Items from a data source
——————————

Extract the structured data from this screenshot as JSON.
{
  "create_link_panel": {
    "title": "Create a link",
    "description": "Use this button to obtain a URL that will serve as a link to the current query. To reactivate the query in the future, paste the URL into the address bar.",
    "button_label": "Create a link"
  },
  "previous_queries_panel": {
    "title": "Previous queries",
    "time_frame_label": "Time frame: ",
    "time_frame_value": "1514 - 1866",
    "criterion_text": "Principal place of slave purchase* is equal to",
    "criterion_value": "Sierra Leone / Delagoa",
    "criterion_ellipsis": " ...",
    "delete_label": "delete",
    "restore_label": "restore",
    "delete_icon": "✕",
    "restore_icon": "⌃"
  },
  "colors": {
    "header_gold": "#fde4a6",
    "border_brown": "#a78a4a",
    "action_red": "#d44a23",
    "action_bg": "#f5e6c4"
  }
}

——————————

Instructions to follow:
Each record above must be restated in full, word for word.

Output for this task:
Extract the structured data from this screenshot as JSON.
{
  "create_link_panel": {
    "title": "Create a link",
    "description": "Use this button to obtain a URL that will serve as a link to the current query. To reactivate the query in the future, paste the URL into the address bar.",
    "button_label": "Create a link"
  },
  "previous_queries_panel": {
    "title": "Previous queries",
    "time_frame_label": "Time frame: ",
    "time_frame_value": "1514 - 1866",
    "criterion_text": "Principal place of slave purchase* is equal to",
    "criterion_value": "Sierra Leone / Delagoa",
    "criterion_ellipsis": " ...",
    "delete_label": "delete",
    "restore_label": "restore",
    "delete_icon": "✕",
    "restore_icon": "⌃"
  },
  "colors": {
    "header_gold": "#fde4a6",
    "border_brown": "#a78a4a",
    "action_red": "#d44a23",
    "action_bg": "#f5e6c4"
  }
}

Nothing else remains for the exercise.